Extracted material section start

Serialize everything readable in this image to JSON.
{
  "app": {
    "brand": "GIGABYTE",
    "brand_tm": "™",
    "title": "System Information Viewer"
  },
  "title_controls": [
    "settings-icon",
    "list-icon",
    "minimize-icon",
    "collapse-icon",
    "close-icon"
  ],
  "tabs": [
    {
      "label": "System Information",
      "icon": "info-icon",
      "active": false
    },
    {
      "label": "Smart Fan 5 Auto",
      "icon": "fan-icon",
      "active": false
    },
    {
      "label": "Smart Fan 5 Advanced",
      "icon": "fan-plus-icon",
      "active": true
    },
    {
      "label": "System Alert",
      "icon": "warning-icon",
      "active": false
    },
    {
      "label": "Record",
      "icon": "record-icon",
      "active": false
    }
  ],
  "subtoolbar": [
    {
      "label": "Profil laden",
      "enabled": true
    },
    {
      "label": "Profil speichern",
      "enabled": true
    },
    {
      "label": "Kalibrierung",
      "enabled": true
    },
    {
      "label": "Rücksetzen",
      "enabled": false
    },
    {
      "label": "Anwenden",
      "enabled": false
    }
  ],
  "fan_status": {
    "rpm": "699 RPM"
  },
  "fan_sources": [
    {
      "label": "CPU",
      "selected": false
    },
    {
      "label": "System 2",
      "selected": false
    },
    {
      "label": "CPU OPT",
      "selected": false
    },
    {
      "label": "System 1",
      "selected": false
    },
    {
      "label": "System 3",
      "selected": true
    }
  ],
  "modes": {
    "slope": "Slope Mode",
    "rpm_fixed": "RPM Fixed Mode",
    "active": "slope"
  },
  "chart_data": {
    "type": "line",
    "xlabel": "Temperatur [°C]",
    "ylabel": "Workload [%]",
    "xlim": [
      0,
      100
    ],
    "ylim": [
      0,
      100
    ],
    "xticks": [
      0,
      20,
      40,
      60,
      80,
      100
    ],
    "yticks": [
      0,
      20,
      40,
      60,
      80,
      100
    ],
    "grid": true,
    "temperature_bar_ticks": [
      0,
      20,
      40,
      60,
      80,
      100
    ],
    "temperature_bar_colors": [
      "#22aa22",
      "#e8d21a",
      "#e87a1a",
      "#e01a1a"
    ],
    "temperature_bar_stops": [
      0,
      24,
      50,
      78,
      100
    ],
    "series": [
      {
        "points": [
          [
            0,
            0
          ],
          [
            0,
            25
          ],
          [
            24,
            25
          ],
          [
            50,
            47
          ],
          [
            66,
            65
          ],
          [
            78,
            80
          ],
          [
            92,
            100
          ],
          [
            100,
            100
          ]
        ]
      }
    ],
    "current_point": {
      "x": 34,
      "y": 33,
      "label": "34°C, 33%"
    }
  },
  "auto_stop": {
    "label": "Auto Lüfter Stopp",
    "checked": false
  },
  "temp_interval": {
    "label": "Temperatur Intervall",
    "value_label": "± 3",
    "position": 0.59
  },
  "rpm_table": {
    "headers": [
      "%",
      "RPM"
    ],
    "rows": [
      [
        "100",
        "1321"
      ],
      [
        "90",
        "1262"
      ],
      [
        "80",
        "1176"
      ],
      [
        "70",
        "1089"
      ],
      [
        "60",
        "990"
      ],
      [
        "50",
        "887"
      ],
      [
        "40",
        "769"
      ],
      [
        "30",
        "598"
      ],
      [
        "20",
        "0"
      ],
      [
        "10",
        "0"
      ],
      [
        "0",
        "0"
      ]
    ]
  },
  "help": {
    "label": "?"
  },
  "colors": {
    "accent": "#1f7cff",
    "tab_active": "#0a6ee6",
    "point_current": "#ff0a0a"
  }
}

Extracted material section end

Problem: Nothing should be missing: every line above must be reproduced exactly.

Result of the exercise:
Serialize everything readable in this image to JSON.
{
  "app": {
    "brand": "GIGABYTE",
    "brand_tm": "™",
    "title": "System Information Viewer"
  },
  "title_controls": [
    "settings-icon",
    "list-icon",
    "minimize-icon",
    "collapse-icon",
    "close-icon"
  ],
  "tabs": [
    {
      "label": "System Information",
      "icon": "info-icon",
      "active": false
    },
    {
      "label": "Smart Fan 5 Auto",
      "icon": "fan-icon",
      "active": false
    },
    {
      "label": "Smart Fan 5 Advanced",
      "icon": "fan-plus-icon",
      "active": true
    },
    {
      "label": "System Alert",
      "icon": "warning-icon",
      "active": false
    },
    {
      "label": "Record",
      "icon": "record-icon",
      "active": false
    }
  ],
  "subtoolbar": [
    {
      "label": "Profil laden",
      "enabled": true
    },
    {
      "label": "Profil speichern",
      "enabled": true
    },
    {
      "label": "Kalibrierung",
      "enabled": true
    },
    {
      "label": "Rücksetzen",
      "enabled": false
    },
    {
      "label": "Anwenden",
      "enabled": false
    }
  ],
  "fan_status": {
    "rpm": "699 RPM"
  },
  "fan_sources": [
    {
      "label": "CPU",
      "selected": false
    },
    {
      "label": "System 2",
      "selected": false
    },
    {
      "label": "CPU OPT",
      "selected": false
    },
    {
      "label": "System 1",
      "selected": false
    },
    {
      "label": "System 3",
      "selected": true
    }
  ],
  "modes": {
    "slope": "Slope Mode",
    "rpm_fixed": "RPM Fixed Mode",
    "active": "slope"
  },
  "chart_data": {
    "type": "line",
    "xlabel": "Temperatur [°C]",
    "ylabel": "Workload [%]",
    "xlim": [
      0,
      100
    ],
    "ylim": [
      0,
      100
    ],
    "xticks": [
      0,
      20,
      40,
      60,
      80,
      100
    ],
    "yticks": [
      0,
      20,
      40,
      60,
      80,
      100
    ],
    "grid": true,
    "temperature_bar_ticks": [
      0,
      20,
      40,
      60,
      80,
      100
    ],
    "temperature_bar_colors": [
      "#22aa22",
      "#e8d21a",
      "#e87a1a",
      "#e01a1a"
    ],
    "temperature_bar_stops": [
      0,
      24,
      50,
      78,
      100
    ],
    "series": [
      {
        "points": [
          [
            0,
            0
          ],
          [
            0,
            25
          ],
          [
            24,
            25
          ],
          [
            50,
            47
          ],
          [
            66,
            65
          ],
          [
            78,
            80
          ],
          [
            92,
            100
          ],
          [
            100,
            100
          ]
        ]
      }
    ],
    "current_point": {
      "x": 34,
      "y": 33,
      "label": "34°C, 33%"
    }
  },
  "auto_stop": {
    "label": "Auto Lüfter Stopp",
    "checked": false
  },
  "temp_interval": {
    "label": "Temperatur Intervall",
    "value_label": "± 3",
    "position": 0.59
  },
  "rpm_table": {
    "headers": [
      "%",
      "RPM"
    ],
    "rows": [
      [
        "100",
        "1321"
      ],
      [
        "90",
        "1262"
      ],
      [
        "80",
        "1176"
      ],
      [
        "70",
        "1089"
      ],
      [
        "60",
        "990"
      ],
      [
        "50",
        "887"
      ],
      [
        "40",
        "769"
      ],
      [
        "30",
        "598"
      ],
      [
        "20",
        "0"
      ],
      [
        "10",
        "0"
      ],
      [
        "0",
        "0"
      ]
    ]
  },
  "help": {
    "label": "?"
  },
  "colors": {
    "accent": "#1f7cff",
    "tab_active": "#0a6ee6",
    "point_current": "#ff0a0a"
  }
}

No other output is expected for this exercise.